Work task:
If a line includes the word "iris", it belongs in the count; state the total for the data below and add nothing.

[Excerpts from an interface dataset]
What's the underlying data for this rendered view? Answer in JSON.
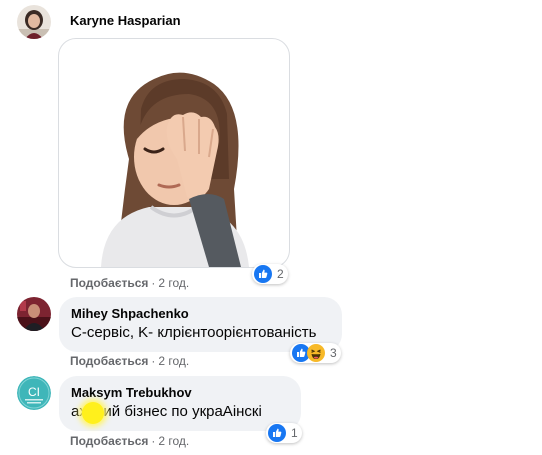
{
  "colors": {
    "bubble_bg": "#f0f2f5",
    "meta_text": "#65676b",
    "like_blue": "#1877f2",
    "haha_yellow": "#f7b928",
    "censor_yellow": "#fff01c"
  },
  "comments": [
    {
      "author": "Karyne Hasparian",
      "avatar_icon": "profile-photo",
      "attachment": "facepalm-avatar-sticker",
      "like_label": "Подобається",
      "time": "2 год.",
      "reaction_icons": [
        "like-icon"
      ],
      "reaction_count": "2"
    },
    {
      "author": "Mihey Shpachenko",
      "avatar_icon": "profile-photo",
      "text": "C-сервіс, K- клрієнтоорієнтованість",
      "like_label": "Подобається",
      "time": "2 год.",
      "reaction_icons": [
        "like-icon",
        "haha-icon"
      ],
      "reaction_count": "3"
    },
    {
      "author": "Maksym Trebukhov",
      "avatar_icon": "profile-logo-ci",
      "avatar_text": "CI",
      "text_prefix": "ах",
      "text_rest": "нний бізнес по украАінскі",
      "like_label": "Подобається",
      "time": "2 год.",
      "reaction_icons": [
        "like-icon"
      ],
      "reaction_count": "1"
    }
  ]
}
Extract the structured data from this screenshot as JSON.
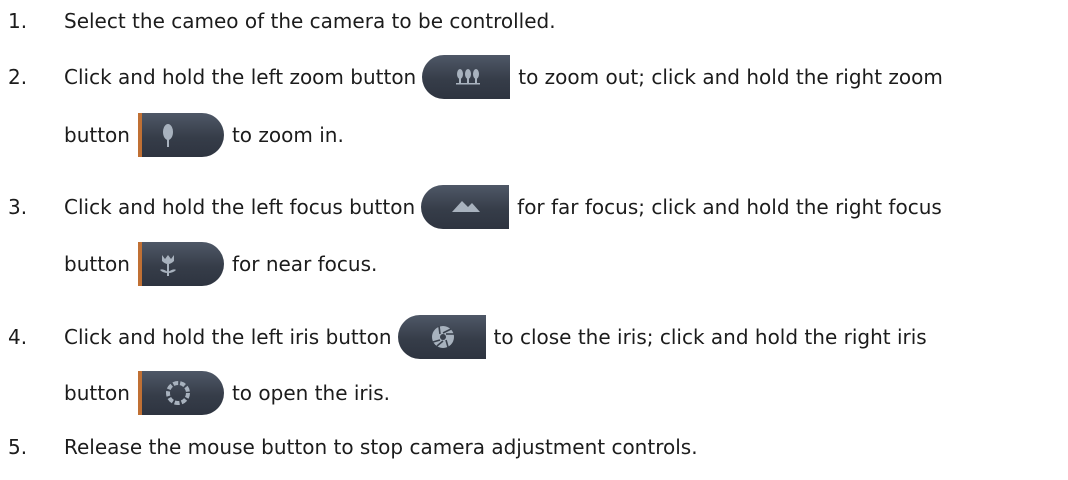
{
  "steps": [
    {
      "num": "1.",
      "text": "Select the cameo of the camera to be controlled."
    },
    {
      "num": "2.",
      "pre": "Click and hold the left zoom button",
      "mid": "to zoom out; click and hold the right zoom",
      "pre2": "button",
      "post": "to zoom in.",
      "icon_left": "zoom-out-trees-icon",
      "icon_right": "zoom-in-tree-icon"
    },
    {
      "num": "3.",
      "pre": "Click and hold the left focus button",
      "mid": "for far focus; click and hold the right focus",
      "pre2": "button",
      "post": "for near focus.",
      "icon_left": "far-focus-mountain-icon",
      "icon_right": "near-focus-flower-icon"
    },
    {
      "num": "4.",
      "pre": "Click and hold the left iris button",
      "mid": "to close the iris; click and hold the right iris",
      "pre2": "button",
      "post": "to open the iris.",
      "icon_left": "iris-close-icon",
      "icon_right": "iris-open-icon"
    },
    {
      "num": "5.",
      "text": "Release the mouse button to stop camera adjustment controls."
    }
  ],
  "colors": {
    "button_bg": "#3a414d",
    "icon": "#a8b2be",
    "accent": "#c07034"
  }
}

Output of the task:
5